In the records below, which lines include "heading"? Copy them.
■ ■ ■ ■ ■ ■ ■
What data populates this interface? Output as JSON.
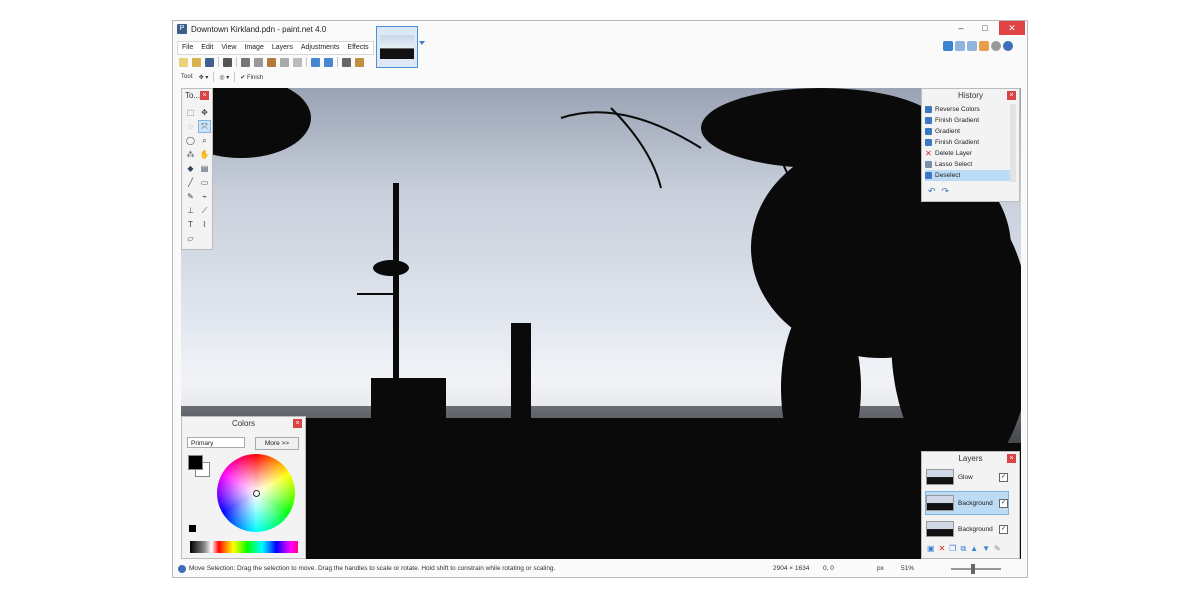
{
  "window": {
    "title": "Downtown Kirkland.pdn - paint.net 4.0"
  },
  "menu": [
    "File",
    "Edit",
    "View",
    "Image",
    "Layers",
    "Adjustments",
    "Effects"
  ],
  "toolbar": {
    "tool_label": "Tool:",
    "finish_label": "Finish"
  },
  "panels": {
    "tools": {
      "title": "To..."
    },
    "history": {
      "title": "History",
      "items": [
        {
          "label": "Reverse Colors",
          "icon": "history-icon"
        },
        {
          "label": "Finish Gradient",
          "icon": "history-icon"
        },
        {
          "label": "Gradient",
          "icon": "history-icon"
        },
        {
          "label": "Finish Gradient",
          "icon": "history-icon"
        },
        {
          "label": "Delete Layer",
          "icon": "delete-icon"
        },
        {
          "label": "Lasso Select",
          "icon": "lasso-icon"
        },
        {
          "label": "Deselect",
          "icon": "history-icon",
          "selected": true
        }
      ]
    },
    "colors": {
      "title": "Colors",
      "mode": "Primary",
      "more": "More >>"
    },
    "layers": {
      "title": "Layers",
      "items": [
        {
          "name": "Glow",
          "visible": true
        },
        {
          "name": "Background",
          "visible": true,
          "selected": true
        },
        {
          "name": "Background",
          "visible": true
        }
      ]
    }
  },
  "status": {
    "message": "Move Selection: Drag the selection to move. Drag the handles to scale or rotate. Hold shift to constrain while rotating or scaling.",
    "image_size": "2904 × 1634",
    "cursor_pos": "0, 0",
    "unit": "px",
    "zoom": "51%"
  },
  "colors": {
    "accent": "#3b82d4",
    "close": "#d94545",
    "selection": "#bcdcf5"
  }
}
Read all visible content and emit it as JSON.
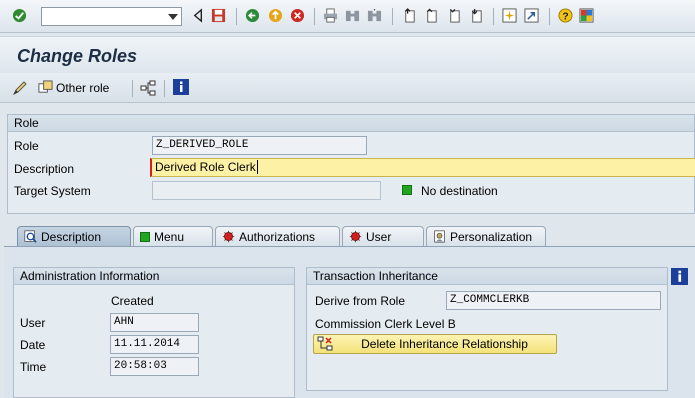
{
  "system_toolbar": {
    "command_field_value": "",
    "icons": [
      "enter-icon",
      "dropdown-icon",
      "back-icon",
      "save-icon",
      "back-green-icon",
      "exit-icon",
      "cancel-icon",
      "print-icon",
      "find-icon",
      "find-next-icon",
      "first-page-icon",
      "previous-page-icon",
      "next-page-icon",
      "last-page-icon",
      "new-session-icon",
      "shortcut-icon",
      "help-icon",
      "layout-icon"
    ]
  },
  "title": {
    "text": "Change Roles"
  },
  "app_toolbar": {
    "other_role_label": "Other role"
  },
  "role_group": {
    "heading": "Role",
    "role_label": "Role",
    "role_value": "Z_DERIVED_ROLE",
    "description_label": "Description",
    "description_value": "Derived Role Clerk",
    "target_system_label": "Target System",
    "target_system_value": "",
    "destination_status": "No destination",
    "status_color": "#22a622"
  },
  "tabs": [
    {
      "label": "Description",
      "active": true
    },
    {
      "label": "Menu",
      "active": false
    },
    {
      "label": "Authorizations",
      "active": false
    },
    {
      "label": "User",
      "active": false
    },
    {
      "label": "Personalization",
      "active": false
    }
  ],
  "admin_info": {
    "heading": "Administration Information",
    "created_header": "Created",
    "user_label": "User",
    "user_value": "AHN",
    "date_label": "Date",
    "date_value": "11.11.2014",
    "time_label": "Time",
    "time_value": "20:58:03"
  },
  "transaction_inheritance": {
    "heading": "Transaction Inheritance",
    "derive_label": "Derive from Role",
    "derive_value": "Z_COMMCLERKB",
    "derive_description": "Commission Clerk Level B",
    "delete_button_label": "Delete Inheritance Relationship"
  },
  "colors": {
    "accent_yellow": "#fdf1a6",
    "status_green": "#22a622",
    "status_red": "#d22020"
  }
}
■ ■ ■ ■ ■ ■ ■
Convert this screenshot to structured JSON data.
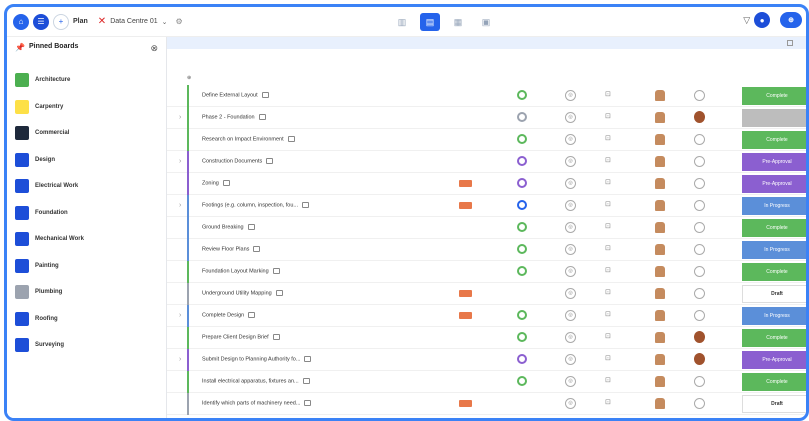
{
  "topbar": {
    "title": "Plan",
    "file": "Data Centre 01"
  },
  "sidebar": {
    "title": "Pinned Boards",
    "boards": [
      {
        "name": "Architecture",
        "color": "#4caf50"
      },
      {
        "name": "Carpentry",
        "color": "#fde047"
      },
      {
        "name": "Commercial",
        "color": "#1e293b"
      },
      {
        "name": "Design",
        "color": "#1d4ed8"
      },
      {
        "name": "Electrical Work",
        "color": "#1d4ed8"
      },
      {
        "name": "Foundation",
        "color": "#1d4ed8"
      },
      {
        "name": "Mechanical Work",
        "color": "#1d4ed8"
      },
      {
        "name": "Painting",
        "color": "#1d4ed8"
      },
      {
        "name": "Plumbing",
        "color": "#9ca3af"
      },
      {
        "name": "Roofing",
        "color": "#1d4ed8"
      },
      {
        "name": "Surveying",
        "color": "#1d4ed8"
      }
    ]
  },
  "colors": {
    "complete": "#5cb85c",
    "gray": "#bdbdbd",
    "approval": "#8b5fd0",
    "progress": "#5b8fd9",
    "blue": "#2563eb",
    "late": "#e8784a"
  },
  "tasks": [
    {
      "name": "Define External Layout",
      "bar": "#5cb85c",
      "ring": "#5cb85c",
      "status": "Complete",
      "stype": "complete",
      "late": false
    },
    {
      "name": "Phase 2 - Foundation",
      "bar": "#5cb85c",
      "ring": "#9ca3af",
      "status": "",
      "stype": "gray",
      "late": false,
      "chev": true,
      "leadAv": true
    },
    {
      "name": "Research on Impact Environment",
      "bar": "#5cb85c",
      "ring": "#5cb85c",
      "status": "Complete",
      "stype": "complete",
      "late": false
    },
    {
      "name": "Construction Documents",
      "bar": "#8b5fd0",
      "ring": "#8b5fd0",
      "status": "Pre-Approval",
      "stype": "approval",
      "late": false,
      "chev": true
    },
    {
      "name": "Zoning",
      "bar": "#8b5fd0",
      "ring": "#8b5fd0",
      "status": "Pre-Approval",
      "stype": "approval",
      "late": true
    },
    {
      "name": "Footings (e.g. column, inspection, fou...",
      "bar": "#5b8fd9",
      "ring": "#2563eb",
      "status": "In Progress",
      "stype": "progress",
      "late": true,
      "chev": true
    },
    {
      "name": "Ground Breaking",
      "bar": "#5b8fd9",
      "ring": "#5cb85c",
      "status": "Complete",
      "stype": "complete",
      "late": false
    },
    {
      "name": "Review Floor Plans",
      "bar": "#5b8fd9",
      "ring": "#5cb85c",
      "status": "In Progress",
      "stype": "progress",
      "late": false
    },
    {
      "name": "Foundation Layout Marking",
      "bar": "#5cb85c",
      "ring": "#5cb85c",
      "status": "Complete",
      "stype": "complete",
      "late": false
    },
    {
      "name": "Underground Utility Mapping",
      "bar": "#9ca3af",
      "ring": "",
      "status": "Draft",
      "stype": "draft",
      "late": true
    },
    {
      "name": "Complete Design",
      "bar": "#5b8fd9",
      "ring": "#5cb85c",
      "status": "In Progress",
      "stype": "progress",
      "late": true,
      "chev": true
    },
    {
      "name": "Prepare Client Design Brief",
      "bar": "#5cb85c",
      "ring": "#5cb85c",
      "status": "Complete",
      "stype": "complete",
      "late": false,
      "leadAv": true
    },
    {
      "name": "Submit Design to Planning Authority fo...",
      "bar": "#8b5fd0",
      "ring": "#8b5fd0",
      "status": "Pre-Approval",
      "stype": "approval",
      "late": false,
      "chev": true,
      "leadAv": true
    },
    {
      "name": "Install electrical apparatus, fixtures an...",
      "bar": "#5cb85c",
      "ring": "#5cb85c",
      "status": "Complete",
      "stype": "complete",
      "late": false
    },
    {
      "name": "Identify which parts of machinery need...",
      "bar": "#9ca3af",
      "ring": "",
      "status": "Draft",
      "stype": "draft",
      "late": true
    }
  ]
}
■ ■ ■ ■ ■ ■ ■
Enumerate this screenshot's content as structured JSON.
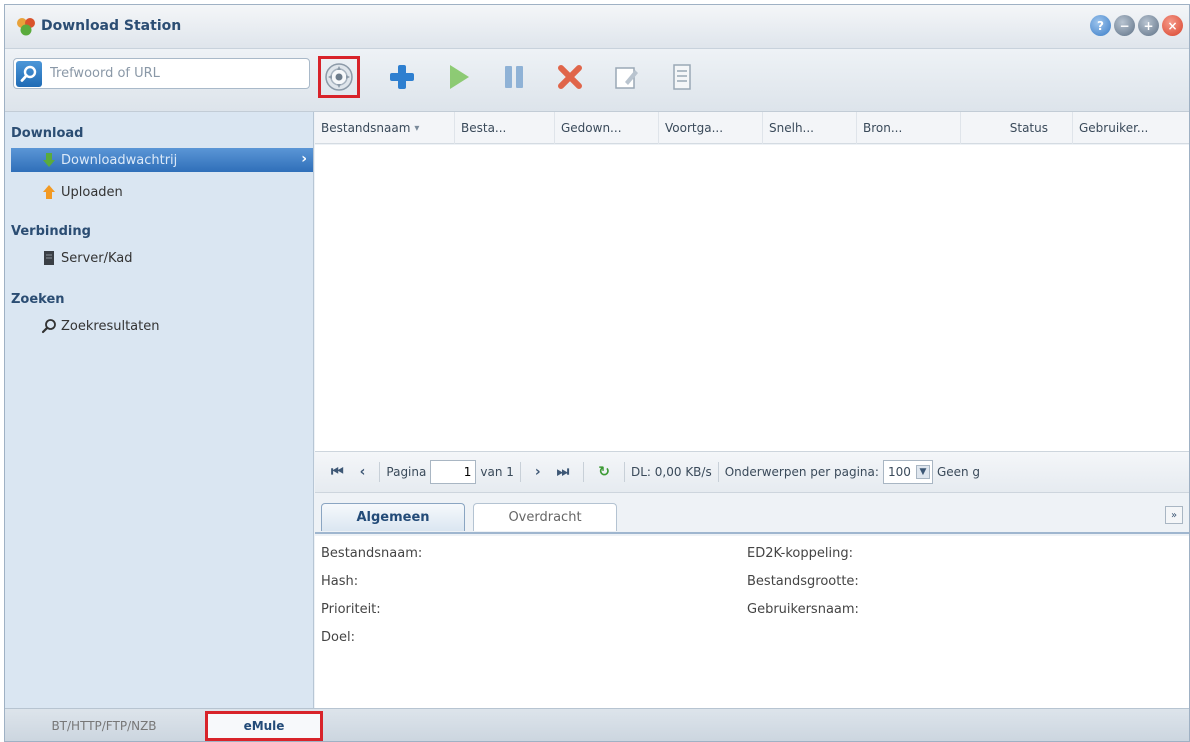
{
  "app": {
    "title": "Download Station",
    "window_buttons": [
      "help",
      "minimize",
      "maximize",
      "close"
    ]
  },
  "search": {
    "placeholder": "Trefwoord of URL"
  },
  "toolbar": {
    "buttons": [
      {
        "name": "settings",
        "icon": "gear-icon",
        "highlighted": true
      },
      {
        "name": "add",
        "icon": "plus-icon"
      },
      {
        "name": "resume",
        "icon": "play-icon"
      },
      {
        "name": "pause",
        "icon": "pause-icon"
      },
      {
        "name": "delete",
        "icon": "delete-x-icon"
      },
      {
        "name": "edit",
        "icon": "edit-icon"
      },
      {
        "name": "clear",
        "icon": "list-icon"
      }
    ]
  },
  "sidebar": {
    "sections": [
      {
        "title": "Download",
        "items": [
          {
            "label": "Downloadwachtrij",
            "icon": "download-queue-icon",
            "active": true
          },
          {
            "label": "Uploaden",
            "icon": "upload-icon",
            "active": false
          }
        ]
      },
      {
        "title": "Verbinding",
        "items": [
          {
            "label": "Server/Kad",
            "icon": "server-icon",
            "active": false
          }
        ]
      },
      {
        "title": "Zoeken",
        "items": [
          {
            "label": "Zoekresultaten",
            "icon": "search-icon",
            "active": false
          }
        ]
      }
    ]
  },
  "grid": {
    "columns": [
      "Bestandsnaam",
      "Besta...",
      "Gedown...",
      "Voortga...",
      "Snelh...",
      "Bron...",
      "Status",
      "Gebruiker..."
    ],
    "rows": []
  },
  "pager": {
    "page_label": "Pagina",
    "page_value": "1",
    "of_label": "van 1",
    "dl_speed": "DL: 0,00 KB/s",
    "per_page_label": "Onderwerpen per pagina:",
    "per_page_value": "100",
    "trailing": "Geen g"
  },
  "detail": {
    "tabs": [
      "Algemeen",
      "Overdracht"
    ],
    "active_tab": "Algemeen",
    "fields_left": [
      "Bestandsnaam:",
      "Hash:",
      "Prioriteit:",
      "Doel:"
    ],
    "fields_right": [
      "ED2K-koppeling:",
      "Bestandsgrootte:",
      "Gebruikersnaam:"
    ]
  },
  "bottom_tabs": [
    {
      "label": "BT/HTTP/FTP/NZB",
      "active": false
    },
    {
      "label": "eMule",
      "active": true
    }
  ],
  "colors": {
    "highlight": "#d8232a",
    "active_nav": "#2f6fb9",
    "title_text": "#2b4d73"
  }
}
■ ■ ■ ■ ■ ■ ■
- **Finished task**:
    "heading": "Role",
    "heading": "Administration Information",
    "heading": "Transaction Inheritance",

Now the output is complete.